Your instructions => Once you reach the line containing "Enumerate this screenshot's", reproduce it and every later line exactly, through the end of the data.

Exercise inputs =>
=== Begin Enclosure ===

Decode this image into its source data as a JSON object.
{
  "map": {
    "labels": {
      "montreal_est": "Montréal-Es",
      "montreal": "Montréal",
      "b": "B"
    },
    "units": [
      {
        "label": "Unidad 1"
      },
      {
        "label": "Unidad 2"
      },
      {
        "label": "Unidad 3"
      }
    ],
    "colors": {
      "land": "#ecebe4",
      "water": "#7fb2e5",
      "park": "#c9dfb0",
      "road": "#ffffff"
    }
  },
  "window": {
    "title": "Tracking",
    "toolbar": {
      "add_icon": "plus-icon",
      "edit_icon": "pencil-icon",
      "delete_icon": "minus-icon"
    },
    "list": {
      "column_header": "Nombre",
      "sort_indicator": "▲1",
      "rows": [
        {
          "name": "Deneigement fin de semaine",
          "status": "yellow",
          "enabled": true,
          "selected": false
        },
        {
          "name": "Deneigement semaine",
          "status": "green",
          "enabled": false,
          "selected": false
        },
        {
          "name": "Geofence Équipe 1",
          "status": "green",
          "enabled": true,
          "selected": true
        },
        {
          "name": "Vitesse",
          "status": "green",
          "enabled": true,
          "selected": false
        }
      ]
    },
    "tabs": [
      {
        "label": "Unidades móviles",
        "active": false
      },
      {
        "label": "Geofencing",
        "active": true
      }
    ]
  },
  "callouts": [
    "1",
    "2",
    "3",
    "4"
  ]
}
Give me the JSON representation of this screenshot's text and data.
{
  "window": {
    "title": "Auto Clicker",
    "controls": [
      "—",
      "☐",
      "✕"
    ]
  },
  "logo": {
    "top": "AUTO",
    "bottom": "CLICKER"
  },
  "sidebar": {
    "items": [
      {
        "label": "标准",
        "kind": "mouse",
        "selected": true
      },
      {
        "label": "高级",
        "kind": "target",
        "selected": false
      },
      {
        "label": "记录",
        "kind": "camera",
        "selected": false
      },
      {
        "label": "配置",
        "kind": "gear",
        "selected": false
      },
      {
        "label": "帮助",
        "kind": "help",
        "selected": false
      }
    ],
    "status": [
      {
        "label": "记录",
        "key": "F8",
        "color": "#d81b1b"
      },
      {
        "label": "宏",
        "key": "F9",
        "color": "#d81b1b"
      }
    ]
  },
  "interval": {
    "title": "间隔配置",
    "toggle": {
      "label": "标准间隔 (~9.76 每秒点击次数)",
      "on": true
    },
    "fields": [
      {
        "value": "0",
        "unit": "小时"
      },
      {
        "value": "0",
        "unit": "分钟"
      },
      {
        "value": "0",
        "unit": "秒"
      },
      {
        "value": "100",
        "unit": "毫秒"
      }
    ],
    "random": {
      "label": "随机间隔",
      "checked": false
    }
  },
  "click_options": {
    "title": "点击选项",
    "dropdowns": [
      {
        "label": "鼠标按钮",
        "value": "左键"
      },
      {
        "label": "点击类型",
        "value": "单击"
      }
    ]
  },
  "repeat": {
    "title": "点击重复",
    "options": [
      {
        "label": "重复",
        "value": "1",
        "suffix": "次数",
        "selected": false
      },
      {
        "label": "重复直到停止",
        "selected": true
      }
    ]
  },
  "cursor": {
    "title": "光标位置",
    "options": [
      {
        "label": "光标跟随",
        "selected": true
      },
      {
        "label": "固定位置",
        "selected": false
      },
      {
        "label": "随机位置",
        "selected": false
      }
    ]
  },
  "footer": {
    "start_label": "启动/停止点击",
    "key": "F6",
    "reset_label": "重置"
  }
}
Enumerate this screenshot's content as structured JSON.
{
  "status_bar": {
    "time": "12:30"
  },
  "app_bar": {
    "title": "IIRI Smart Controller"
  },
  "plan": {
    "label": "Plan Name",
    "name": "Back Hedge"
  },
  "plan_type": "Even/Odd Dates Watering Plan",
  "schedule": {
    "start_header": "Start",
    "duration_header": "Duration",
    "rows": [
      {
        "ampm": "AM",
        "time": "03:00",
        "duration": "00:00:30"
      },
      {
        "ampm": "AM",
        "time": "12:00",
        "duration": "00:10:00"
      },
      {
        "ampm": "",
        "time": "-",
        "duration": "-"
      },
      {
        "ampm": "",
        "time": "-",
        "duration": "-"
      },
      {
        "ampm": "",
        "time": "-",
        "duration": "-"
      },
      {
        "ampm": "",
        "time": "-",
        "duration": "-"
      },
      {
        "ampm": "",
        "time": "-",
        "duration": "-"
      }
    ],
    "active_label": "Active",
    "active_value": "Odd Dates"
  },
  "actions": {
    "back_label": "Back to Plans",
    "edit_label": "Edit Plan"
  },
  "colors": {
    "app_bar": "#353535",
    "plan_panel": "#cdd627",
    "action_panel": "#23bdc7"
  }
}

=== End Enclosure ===

Response to the task =>
Enumerate this screenshot's content as structured JSON.
{
  "status_bar": {
    "time": "12:30"
  },
  "app_bar": {
    "title": "IIRI Smart Controller"
  },
  "plan": {
    "label": "Plan Name",
    "name": "Back Hedge"
  },
  "plan_type": "Even/Odd Dates Watering Plan",
  "schedule": {
    "start_header": "Start",
    "duration_header": "Duration",
    "rows": [
      {
        "ampm": "AM",
        "time": "03:00",
        "duration": "00:00:30"
      },
      {
        "ampm": "AM",
        "time": "12:00",
        "duration": "00:10:00"
      },
      {
        "ampm": "",
        "time": "-",
        "duration": "-"
      },
      {
        "ampm": "",
        "time": "-",
        "duration": "-"
      },
      {
        "ampm": "",
        "time": "-",
        "duration": "-"
      },
      {
        "ampm": "",
        "time": "-",
        "duration": "-"
      },
      {
        "ampm": "",
        "time": "-",
        "duration": "-"
      }
    ],
    "active_label": "Active",
    "active_value": "Odd Dates"
  },
  "actions": {
    "back_label": "Back to Plans",
    "edit_label": "Edit Plan"
  },
  "colors": {
    "app_bar": "#353535",
    "plan_panel": "#cdd627",
    "action_panel": "#23bdc7"
  }
}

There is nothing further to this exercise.